On March 29, 1919, while Robert Frost was living in Franconia, he wrote a letter to his daughter Lesley. In it he says, “Irma and I and Carol captured about forty young wild apple trees just over the wall on that slope going down to the Poole’s spring house and are setting out an orchard on the steepest slope behind the house in our mowing field.”
Courtesy The Letters of Robert Frost, Volume 1: 1886–1920, edited by Robert Faggen, Mark Richardson, and Donald Sheehy

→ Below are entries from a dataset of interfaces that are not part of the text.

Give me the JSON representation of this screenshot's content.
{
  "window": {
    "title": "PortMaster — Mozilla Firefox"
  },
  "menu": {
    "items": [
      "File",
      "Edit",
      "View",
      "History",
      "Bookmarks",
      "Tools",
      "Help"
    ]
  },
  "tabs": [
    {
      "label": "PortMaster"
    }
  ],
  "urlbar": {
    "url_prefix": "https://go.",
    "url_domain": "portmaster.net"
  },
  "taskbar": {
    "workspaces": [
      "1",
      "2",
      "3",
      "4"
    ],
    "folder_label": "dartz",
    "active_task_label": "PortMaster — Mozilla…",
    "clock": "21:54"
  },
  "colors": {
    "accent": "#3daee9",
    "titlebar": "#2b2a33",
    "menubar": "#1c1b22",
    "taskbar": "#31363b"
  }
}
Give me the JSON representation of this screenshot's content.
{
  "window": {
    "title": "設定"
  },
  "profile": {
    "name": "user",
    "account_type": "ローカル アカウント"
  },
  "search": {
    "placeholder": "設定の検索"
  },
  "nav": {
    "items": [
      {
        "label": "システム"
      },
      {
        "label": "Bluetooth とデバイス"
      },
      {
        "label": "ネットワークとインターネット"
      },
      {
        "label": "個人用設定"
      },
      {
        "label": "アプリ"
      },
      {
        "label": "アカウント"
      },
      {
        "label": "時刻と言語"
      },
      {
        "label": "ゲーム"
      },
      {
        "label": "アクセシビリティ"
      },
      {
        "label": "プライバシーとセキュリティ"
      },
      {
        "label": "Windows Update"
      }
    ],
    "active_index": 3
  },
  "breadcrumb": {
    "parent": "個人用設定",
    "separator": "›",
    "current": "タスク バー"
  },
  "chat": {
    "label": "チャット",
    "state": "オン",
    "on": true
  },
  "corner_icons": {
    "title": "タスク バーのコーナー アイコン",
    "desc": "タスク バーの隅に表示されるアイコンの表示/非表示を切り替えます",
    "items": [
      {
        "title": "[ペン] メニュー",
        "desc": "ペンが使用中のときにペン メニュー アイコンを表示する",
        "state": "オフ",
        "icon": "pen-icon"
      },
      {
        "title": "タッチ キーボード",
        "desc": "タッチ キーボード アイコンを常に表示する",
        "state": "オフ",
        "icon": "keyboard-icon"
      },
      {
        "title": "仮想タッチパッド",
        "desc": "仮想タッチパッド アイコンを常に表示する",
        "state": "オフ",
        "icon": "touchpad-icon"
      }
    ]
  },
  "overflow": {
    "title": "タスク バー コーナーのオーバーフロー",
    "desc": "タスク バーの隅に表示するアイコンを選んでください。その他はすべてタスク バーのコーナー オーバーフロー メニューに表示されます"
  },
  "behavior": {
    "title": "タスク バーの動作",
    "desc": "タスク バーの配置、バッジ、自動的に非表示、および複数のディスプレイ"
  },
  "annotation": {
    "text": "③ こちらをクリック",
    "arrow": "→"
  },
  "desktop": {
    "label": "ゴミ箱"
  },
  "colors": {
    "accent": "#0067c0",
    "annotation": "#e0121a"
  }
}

This is a slope we know all too well, as it now serves as the pathway that leads to the Henry Holt Barn at The Frost Place. The next time you visit The Frost Place and are climbing up this path on your way to the barn, look over your right shoulder at the apple tree situated at the bottom of the slope. It has a hole in its trunk and the 90-odd years of weather have caused it to gnarl, but it still produces apples and serves as a reminder of the tradition of poetry. Come and be a part of it. Come and help us carry on the tradition. Come and be inspired.